Birch bark also forms the basis for some of the most extraordinary craftsmanship I have ever encountered: porcupine quill art, in which quills are dyed a variety of brilliant colours and then woven onto birch bark boxes in vivid patterns and images.

Twenty years ago Anishinaabe artists and craftspeople began to notice that the quality of the bark they were able to harvest was deteriorating. Birch bark, especially for large projects like canoes, is harvested in a single piece which is unwrapped from the tree during the spring. If the tree is healthy, the harvest will not harm the tree and the bark will regenerate. Healthy bark is sturdy, stiff, and waterproof. It must be steamed or soaked in order to be worked, and it holds its shape once formed. Bark of this quality that could be sustainably harvested was becoming harder and harder to find.

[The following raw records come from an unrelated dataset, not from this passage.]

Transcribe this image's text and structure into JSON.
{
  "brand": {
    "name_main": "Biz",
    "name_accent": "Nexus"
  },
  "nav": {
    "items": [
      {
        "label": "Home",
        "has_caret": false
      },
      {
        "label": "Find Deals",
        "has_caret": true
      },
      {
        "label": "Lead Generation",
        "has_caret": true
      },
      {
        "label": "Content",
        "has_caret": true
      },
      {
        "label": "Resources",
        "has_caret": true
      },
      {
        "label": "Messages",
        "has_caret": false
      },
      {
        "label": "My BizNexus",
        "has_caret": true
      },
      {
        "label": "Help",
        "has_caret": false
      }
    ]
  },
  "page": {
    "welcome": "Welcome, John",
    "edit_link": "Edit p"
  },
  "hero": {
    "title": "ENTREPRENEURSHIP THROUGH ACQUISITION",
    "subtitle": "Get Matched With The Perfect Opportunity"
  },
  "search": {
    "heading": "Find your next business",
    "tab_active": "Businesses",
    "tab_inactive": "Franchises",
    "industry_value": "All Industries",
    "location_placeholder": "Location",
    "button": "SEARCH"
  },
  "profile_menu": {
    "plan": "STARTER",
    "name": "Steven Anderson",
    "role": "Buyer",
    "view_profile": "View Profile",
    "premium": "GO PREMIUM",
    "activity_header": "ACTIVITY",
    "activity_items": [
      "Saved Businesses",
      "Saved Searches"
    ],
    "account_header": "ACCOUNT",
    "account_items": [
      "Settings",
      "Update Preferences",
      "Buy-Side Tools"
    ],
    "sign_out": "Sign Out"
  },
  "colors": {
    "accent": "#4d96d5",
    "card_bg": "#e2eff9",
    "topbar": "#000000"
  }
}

There are a number of factors that could be causing this decline in birch health, and as in any ecosystem, multiple effects can exacerbate one another and further complicate the situation, but the main culprit seems to be warmer temperatures. Birch trees require moist, cool soils in order to thrive and the progressively warmer years we began to experience in the mid to late 1990s are taking a toll. While we have had adequate rainfall in many recent years, any gain is quickly offset by increased evaporation, resulting in a net loss for the trees.

Anishinaabe craftspeople have been forced to adapt to this change in a variety of ways. Now when a lumber company is planning to harvest a stand with mature birch trees in it, the community will go through first and harvest as much bark as they can before the trees are cut down. This is obviously not bark that will regenerate any time soon, if ever. The situation became so bad that at one point craftspeople were considering importing birch bark from Siberia, where it seemed to still be doing better than any bark available in Ontario. It doesn’t take a subtle mind to note the irony in having to import product from overseas to maintain your local traditional culture.

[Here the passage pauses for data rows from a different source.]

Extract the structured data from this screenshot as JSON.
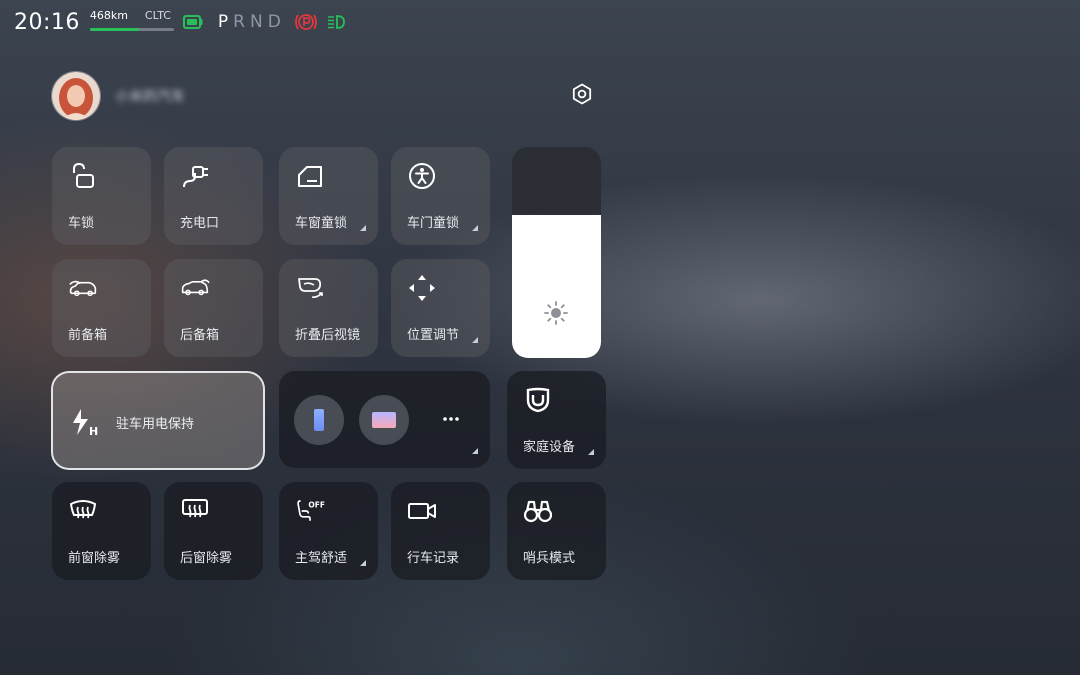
{
  "status": {
    "time": "20:16",
    "range_km": "468km",
    "range_standard": "CLTC",
    "battery_level": 0.58,
    "gears": [
      "P",
      "R",
      "N",
      "D"
    ],
    "active_gear": "P",
    "colors": {
      "battery": "#27c05a",
      "parking_brake": "#e2373f",
      "headlight": "#27c05a"
    }
  },
  "profile": {
    "name": "小米的汽车"
  },
  "tiles": {
    "car_lock": "车锁",
    "charge_port": "充电口",
    "window_child_lock": "车窗童锁",
    "door_child_lock": "车门童锁",
    "front_trunk": "前备箱",
    "rear_trunk": "后备箱",
    "fold_mirrors": "折叠后视镜",
    "position_adjust": "位置调节",
    "park_power_hold": "驻车用电保持",
    "home_devices": "家庭设备",
    "front_defrost": "前窗除雾",
    "rear_defrost": "后窗除雾",
    "driver_comfort": "主驾舒适",
    "dashcam": "行车记录",
    "sentry_mode": "哨兵模式"
  },
  "brightness": {
    "level": 0.68
  },
  "icons": {
    "settings": "gear-icon",
    "car_lock": "unlock-icon",
    "charge_port": "plug-icon",
    "window_child_lock": "window-icon",
    "door_child_lock": "child-icon",
    "front_trunk": "car-front-icon",
    "rear_trunk": "car-rear-icon",
    "fold_mirrors": "mirror-icon",
    "position_adjust": "move-arrows-icon",
    "park_power_hold": "power-hold-icon",
    "home_devices": "mi-home-icon",
    "front_defrost": "front-defrost-icon",
    "rear_defrost": "rear-defrost-icon",
    "driver_comfort": "seat-off-icon",
    "dashcam": "video-camera-icon",
    "sentry_mode": "binoculars-icon",
    "brightness": "sun-icon"
  }
}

When I was teaching college classes on the principles of sustainability, I would often refer to the birch bark canoe as an icon of a sustainable culture. It was made from local materials that were completely biodegradable, and the method of harvesting the materials did not kill the tree. Over the lifetime of a well-made canoe, the bark would have re-grown to the point where it could be harvested for the next one. That this beautiful and elegant process is being lost is unacceptable, but it is only part of a much greater loss my neighbours are experiencing.

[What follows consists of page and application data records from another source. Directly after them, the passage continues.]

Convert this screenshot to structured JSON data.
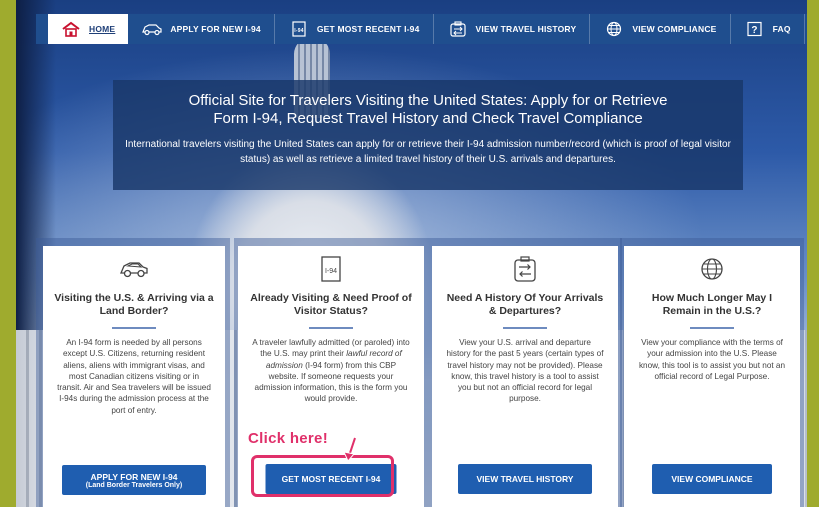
{
  "nav": {
    "items": [
      {
        "label": "HOME",
        "icon": "home-icon"
      },
      {
        "label": "APPLY FOR NEW I-94",
        "icon": "car-icon"
      },
      {
        "label": "GET MOST RECENT I-94",
        "icon": "i94-doc-icon"
      },
      {
        "label": "VIEW TRAVEL HISTORY",
        "icon": "travel-history-icon"
      },
      {
        "label": "VIEW COMPLIANCE",
        "icon": "globe-icon"
      },
      {
        "label": "FAQ",
        "icon": "question-icon"
      }
    ]
  },
  "hero": {
    "title": "Official Site for Travelers Visiting the United States: Apply for or Retrieve Form I-94, Request Travel History and Check Travel Compliance",
    "description": "International travelers visiting the United States can apply for or retrieve their I-94 admission number/record (which is proof of legal visitor status) as well as retrieve a limited travel history of their U.S. arrivals and departures."
  },
  "cards": [
    {
      "icon": "car-icon",
      "title": "Visiting the U.S. & Arriving via a Land Border?",
      "body": "An I-94 form is needed by all persons except U.S. Citizens, returning resident aliens, aliens with immigrant visas, and most Canadian citizens visiting or in transit. Air and Sea travelers will be issued I-94s during the admission process at the port of entry.",
      "button": "APPLY FOR NEW I-94",
      "button_sub": "(Land Border Travelers Only)"
    },
    {
      "icon": "i94-doc-icon",
      "icon_text": "I-94",
      "title": "Already Visiting & Need Proof of Visitor Status?",
      "body_pre": "A traveler lawfully admitted (or paroled) into the U.S. may print their ",
      "body_em": "lawful record of admission",
      "body_post": " (I-94 form) from this CBP website. If someone requests your admission information, this is the form you would provide.",
      "button": "GET MOST RECENT I-94"
    },
    {
      "icon": "travel-history-icon",
      "title": "Need A History Of Your Arrivals & Departures?",
      "body": "View your U.S. arrival and departure history for the past 5 years (certain types of travel history may not be provided). Please know, this travel history is a tool to assist you but not an official record for legal purpose.",
      "button": "VIEW TRAVEL HISTORY"
    },
    {
      "icon": "globe-icon",
      "title": "How Much Longer May I Remain in the U.S.?",
      "body": "View your compliance with the terms of your admission into the U.S. Please know, this tool is to assist you but not an official record of Legal Purpose.",
      "button": "VIEW COMPLIANCE"
    }
  ],
  "annotation": {
    "text": "Click here!",
    "color": "#e0306a"
  },
  "colors": {
    "nav_bg": "#1f4e8e",
    "button_bg": "#1f5eb0",
    "page_border": "#9fab2e"
  }
}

Last spring, while I was collecting maple syrup, the last member of the Curve Lake community who knew the secrets of weaving the porcupine quill birch boxes died. For the last twenty years the southern limit of the maple syrup harvest has been moving steadily northward. How many more seasons until it passes us by and is eventually gone entirely, as extinct as the Passenger Pigeons whose seasonal flocking gave nearby Pigeon Lake its name?

About the photo: Quill Box from the Whetung Ojibwa Centre (Curve Lake, Ontario).